- Buy and/or configure a domain name
- Add analytics tooling
- Add SEO content
- Use it!
Let's look at each of these briefly.
The term "Jamstack" was coined by a startup called Netlify. And they continue to lead the way in terms of deploying and hosting Jamstack websites. But there are other great tools out there, like Vercel, GitHub Pages, Azure Static Web Apps, and many more.
Whatever you choose, you'll want to set up an account for yourself. Most of these services have a free (or low cost) tier that is enough to accommodate small websites.
Once you have an account, you can add your developer, and they will hook it up so that the code is deployed. And then you will have a working website!
You'll want a domain name for your site, otherwise you'll be left with default names from your hosting provider. If you already have one, that's great!
Your developer can tell you what you need to do to point the domain to your host, and then you'll be able to use your domain name to access your new website!

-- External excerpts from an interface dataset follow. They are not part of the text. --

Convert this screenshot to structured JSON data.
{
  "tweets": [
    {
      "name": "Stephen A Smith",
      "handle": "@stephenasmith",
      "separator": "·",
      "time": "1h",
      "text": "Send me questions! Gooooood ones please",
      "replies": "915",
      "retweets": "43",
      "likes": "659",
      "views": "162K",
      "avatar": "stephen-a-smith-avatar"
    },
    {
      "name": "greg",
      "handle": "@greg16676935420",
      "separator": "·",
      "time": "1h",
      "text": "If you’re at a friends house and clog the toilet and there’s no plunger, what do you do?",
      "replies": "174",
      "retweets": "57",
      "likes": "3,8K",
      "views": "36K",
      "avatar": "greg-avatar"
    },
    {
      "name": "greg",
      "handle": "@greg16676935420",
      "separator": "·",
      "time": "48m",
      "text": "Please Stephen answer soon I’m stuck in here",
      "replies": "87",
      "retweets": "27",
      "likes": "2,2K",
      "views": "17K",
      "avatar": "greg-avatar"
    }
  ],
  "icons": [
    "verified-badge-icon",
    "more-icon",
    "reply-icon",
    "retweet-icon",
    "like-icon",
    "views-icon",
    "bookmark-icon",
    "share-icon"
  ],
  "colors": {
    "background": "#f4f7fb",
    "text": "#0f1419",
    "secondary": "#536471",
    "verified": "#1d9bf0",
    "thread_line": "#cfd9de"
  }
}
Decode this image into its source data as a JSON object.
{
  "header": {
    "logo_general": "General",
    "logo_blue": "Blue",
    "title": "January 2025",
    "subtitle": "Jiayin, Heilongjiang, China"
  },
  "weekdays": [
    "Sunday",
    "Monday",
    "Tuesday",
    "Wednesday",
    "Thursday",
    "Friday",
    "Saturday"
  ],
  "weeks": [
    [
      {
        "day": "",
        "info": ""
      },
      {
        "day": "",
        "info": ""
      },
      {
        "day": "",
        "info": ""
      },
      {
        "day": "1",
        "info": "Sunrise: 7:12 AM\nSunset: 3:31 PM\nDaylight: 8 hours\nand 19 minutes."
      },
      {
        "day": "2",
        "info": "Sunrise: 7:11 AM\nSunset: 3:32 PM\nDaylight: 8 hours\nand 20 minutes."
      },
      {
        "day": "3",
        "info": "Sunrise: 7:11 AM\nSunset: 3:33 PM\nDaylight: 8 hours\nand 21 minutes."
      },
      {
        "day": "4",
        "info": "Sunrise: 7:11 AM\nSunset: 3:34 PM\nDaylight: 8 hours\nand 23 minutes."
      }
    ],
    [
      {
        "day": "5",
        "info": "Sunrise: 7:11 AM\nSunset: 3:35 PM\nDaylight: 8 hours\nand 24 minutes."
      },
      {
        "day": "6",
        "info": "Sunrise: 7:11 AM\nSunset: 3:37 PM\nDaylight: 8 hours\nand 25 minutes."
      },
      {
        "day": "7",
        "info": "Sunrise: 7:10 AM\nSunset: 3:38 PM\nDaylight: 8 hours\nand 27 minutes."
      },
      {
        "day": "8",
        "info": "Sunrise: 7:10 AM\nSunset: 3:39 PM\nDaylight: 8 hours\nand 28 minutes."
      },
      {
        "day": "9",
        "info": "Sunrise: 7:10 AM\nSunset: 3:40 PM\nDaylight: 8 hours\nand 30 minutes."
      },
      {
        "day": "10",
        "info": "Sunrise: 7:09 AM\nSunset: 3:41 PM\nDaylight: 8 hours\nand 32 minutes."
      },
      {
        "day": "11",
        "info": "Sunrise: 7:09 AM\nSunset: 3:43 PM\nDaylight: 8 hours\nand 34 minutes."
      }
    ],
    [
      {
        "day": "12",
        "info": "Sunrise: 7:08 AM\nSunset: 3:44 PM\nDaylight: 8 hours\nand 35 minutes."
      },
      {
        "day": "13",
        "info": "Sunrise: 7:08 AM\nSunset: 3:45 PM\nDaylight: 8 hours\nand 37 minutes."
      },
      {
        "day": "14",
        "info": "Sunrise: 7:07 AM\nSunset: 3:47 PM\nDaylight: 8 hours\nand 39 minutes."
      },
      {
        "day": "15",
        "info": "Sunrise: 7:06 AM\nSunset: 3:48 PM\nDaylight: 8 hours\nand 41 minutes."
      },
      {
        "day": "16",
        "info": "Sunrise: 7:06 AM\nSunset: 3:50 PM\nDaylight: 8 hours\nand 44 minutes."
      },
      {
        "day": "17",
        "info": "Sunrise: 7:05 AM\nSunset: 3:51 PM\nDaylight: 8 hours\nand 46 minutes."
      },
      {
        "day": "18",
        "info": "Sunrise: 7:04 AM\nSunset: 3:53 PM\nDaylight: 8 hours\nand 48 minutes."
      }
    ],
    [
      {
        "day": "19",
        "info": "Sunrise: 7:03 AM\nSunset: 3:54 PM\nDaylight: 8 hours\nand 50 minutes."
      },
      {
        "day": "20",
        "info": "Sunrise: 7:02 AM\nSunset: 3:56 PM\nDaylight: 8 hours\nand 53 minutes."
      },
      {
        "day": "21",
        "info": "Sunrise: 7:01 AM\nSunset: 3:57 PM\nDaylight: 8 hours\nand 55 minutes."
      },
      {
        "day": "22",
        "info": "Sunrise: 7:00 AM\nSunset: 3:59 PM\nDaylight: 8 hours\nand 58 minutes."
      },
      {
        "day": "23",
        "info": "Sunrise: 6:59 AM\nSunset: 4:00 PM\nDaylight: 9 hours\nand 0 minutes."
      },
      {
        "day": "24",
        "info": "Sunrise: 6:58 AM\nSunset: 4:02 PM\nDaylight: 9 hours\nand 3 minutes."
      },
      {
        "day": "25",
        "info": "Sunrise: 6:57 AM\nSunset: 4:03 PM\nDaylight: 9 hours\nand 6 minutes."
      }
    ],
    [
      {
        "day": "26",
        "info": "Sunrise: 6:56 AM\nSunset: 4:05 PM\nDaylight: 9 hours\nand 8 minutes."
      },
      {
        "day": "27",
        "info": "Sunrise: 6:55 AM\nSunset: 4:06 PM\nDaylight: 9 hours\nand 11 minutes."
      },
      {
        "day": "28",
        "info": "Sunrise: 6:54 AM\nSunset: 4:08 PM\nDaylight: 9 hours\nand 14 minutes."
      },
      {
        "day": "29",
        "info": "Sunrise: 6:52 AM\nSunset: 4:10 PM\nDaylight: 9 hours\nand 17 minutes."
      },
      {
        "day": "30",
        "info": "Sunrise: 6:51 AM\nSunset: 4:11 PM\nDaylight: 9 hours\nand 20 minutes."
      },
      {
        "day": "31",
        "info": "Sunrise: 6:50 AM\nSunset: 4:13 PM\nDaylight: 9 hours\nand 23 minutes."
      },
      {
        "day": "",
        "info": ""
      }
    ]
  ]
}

Analytics is a crucial piece of the puzzle, because you want to know who is visiting your website. Some hosting providers (like Netlify) offer what they call server-side analytics, which tend to be the most accurate, though there are limitations to them. But if you're just getting started, it's easy enough to start with Google Analytics.
Tell your developer you want to install Google Analytics and they can help you through that process.
Of all these pre-launch steps, perhaps the trickiest to deal with is SEO. Usually I'd expect a developer to prepare my site to support SEO. That means automatically generating a sitemap file and providing the ability to customize SEO meta values for any given page. (It would be worthwhile to mention this when first setting up the arrangement with the developer so that they are prepared.)
You'll want to:
- Register your site (and sitemap) with Google Search Console. This will help provide you with analytics on where you land in search results. It'll also help Google know where your site is and what its pages are.
- Add custom SEO values for every page on your site, including adding an image.
If you don't feel confident in this step, you can also hire an SEO expert to help you through the process. These types of consultants also have a huge price range, from Fiverr to big agency. If you're just getting started, I recommend toward the cheaper option — just have someone give you a quick audit and make the changes they suggest.
(Insider secret: Mostly what these SEO pros are doing is using some expensive tool, hooking up your site, running a report, and giving you the output of that report. The funny thing is, some of the people are often less expensive than buying the tools and doing the work yourself.)
When all of those last bits are in place, you should have a live site and it's time to start promoting it and keeping it up to date. Make a few changes to the content. Tell the world about it. and give yourself a pat on the back.
BUT WAIT! Before we wrap this up, I want to spend a little time giving you what I think is a better way to get started.
If you're new to the world of creating websites, I think you should take a look at Stackbit! (Of course I do, I work there and am writing on their blog.)
Stackbit is a site builder that specializes in Jamstack websites.
Instead of going through that entire process (the first five stops on the Jamstack journey), you could do it all yourself in much less time for much less money. After creating an account, Stackbit will give you a list of templates from which you can build your site. You'll then walk through the process of customizing it just for you.
The catch here is that Stackbit isn't just another WordPress or Squarespace, even though it may feel like it at first. Stackbit works to be super transparent about where your code and content live. What that means is that you can start this journey on your own, without a designer or a developer, at no cost other than your time. And you'll still have access to the code and content that powers your site. Once you're up and running, if you need a little help, that's when you can bring in a designer, developer, or SEO expert to make some suggestions or additions to your new site.
If that sounds like a walk in the park, give it a try!
In any case, I hope you've enjoyed your ride, and I'd love to learn more about your Jamstack Journey. Let's chat.